DIRECTIONS: Scan the records for the word "with". Copy each line that includes it.

RECORD EXTRACTS:
▬▬▬▬▬▬▬▬▬▬

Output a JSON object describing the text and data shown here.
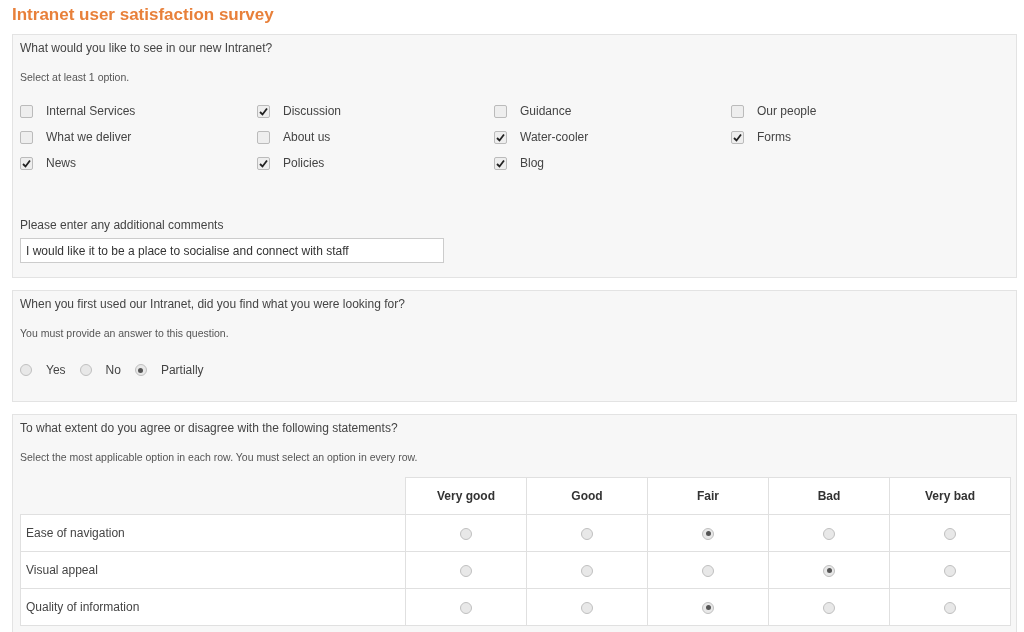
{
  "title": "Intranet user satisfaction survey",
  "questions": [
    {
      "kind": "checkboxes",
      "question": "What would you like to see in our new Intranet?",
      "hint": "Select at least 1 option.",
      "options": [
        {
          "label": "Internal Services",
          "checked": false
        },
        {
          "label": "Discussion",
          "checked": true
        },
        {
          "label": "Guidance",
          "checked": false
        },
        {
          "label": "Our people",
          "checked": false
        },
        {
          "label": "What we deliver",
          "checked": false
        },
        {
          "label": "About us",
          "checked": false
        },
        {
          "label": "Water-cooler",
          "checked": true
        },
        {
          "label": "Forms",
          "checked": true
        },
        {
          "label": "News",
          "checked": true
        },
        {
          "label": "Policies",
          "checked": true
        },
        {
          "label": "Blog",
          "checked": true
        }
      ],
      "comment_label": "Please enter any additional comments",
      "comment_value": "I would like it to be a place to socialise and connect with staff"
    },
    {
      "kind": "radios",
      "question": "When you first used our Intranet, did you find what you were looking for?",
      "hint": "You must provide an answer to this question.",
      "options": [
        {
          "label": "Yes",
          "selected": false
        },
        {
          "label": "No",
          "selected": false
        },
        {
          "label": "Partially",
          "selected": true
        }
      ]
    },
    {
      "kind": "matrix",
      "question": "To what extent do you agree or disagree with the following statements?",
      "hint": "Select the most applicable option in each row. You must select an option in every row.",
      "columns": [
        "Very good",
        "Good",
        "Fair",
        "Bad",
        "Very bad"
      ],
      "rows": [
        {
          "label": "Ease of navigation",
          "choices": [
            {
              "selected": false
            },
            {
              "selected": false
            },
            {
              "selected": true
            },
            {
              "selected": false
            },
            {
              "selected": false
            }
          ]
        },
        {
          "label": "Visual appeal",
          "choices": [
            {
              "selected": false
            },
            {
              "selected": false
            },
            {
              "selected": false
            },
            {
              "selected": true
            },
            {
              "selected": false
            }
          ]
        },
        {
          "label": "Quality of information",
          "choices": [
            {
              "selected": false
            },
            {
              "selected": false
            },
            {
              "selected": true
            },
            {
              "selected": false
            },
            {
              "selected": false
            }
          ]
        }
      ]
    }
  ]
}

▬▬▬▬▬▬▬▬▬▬

COMPLETED EXERCISE:
      "comment_value": "I would like it to be a place to socialise and connect with staff"
      "question": "To what extent do you agree or disagree with the following statements?",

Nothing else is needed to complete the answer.